▸ Data for this task
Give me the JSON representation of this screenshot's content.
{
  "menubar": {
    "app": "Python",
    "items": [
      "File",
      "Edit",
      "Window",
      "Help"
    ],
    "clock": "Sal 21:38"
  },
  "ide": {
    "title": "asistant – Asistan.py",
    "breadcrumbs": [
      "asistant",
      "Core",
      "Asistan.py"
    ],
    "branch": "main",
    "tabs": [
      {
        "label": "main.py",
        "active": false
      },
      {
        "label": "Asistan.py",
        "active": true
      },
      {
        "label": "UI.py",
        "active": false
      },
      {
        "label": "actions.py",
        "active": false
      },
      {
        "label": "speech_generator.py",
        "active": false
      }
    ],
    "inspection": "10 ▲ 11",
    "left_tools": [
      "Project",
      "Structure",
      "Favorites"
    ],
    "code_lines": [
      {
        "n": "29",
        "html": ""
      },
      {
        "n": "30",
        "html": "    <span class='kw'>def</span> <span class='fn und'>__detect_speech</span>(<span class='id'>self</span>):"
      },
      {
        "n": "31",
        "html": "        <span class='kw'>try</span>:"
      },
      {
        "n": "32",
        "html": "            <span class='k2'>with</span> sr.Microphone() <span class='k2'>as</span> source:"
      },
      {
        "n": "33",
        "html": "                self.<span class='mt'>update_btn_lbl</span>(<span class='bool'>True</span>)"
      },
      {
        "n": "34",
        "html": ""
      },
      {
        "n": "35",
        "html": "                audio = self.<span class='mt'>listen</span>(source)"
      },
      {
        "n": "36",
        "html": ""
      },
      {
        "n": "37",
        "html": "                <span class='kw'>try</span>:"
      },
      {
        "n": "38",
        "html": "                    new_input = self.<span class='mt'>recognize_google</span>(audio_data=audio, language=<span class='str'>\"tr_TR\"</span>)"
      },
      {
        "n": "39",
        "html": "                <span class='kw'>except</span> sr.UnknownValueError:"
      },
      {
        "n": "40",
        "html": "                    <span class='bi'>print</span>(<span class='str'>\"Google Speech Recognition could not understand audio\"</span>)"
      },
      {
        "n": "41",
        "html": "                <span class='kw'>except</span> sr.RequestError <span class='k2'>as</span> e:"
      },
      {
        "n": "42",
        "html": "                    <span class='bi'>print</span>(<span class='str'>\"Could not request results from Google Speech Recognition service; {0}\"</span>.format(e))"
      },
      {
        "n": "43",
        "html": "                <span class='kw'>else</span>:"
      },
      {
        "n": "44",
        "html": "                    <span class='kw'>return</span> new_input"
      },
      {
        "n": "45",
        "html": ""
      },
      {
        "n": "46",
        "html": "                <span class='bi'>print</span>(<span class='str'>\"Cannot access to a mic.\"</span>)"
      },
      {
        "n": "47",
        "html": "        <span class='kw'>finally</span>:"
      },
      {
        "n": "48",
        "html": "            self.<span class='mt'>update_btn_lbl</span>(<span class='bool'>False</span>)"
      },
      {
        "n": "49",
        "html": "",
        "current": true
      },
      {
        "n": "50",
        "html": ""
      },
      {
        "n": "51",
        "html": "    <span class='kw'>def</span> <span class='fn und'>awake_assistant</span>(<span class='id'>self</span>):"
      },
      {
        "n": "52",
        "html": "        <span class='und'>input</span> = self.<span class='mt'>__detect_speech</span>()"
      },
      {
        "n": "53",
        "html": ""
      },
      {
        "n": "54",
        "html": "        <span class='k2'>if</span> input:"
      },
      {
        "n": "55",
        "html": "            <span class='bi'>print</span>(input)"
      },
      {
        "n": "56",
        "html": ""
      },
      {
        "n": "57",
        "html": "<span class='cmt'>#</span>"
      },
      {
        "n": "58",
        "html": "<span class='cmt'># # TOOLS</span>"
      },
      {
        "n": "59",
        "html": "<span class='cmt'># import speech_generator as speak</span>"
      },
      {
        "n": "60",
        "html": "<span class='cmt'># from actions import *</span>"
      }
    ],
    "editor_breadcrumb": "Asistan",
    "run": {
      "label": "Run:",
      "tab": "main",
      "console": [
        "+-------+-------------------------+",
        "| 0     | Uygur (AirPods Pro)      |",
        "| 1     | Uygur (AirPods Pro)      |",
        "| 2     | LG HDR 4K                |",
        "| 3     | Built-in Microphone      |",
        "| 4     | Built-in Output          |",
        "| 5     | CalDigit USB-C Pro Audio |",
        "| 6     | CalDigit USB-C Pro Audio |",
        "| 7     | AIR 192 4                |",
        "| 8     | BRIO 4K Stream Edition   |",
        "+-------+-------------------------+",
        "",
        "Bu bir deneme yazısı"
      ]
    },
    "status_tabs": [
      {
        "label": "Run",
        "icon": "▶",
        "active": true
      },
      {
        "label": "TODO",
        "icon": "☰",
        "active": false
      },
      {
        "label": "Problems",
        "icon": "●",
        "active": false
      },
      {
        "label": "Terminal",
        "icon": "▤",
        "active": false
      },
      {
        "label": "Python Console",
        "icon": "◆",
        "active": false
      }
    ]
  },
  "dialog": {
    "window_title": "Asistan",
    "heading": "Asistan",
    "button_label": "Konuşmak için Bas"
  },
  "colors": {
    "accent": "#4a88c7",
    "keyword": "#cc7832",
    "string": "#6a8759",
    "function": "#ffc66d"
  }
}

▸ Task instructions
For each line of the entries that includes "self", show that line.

▸ Solution for this problem
        "html": "    <span class='kw'>def</span> <span class='fn und'>__detect_speech</span>(<span class='id'>self</span>):"
        "html": "                self.<span class='mt'>update_btn_lbl</span>(<span class='bool'>True</span>)"
        "html": "                audio = self.<span class='mt'>listen</span>(source)"
        "html": "                    new_input = self.<span class='mt'>recognize_google</span>(audio_data=audio, language=<span class='str'>\"tr_TR\"</span>)"
        "html": "            self.<span class='mt'>update_btn_lbl</span>(<span class='bool'>False</span>)"
        "html": "    <span class='kw'>def</span> <span class='fn und'>awake_assistant</span>(<span class='id'>self</span>):"
        "html": "        <span class='und'>input</span> = self.<span class='mt'>__detect_speech</span>()"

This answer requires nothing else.